I do most of these except the gardening ones and we don't have a shower. We do use bath water for the balcony and house plants though.

We've put several plastic bottles filled with water in the toilet cistern, which saves water in flushing.

Sharon J said...

What a brilliant idea! I must remember that one :-)

Anonymous said...

I probably waste far too much water as I like to have a long leisurely soak in the bath after work. I suppose I ought to feel ashamed of myself for not doing more when there are people like you doing what you can to make the world a better place for us all. It's just too easy to not do it I suppose.

Sharon J said...

You're right, it is too easy to not do something but nobody's saying you shouldn't enjoy your bath if that's something that's important to your well-being so there's no need to feel ashamed. Carrying guilt around sure as heck isn't the way to find happiness so don't let me ruin your pleasure. It's the sum of everything we do that matters. I also do things that aren't particularly good for the environment but I try to offset them in other ways.

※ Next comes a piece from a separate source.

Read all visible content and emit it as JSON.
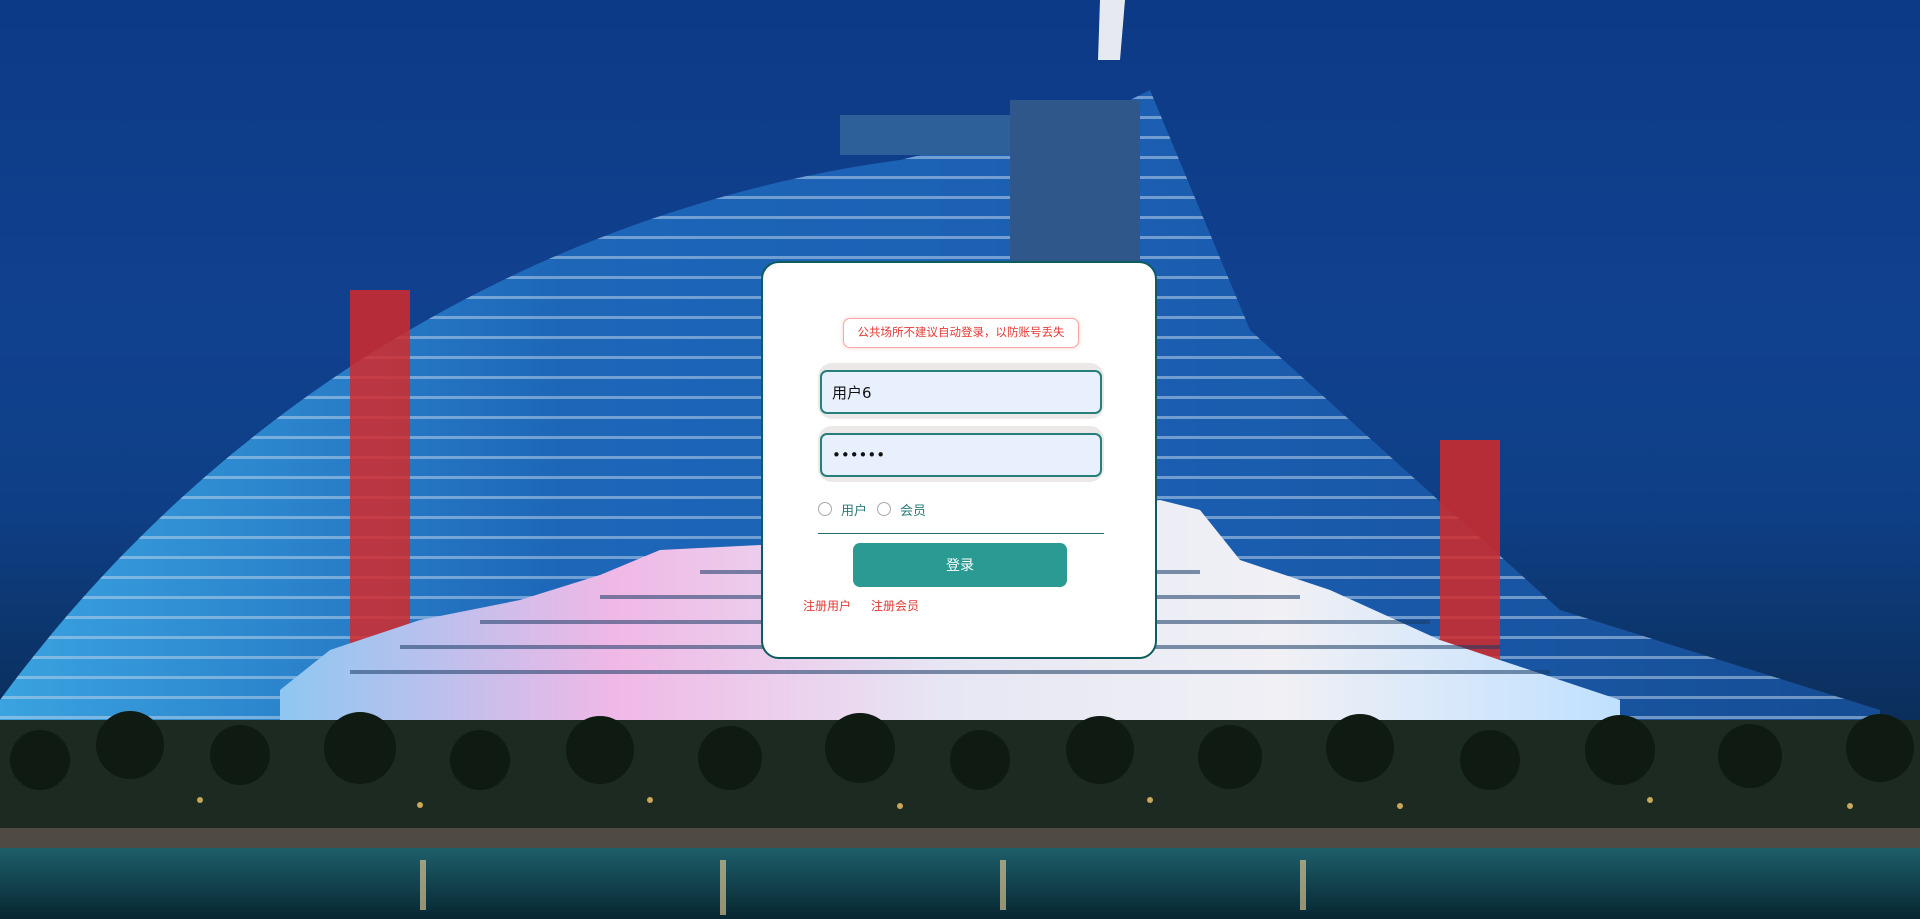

It would have been nice to have put a name to your comments. If you ever come back, could you use the Name/URL choice - I don't think you need to have a website or blog in order to use it. Of course, it's up to you, though. No pressure :-)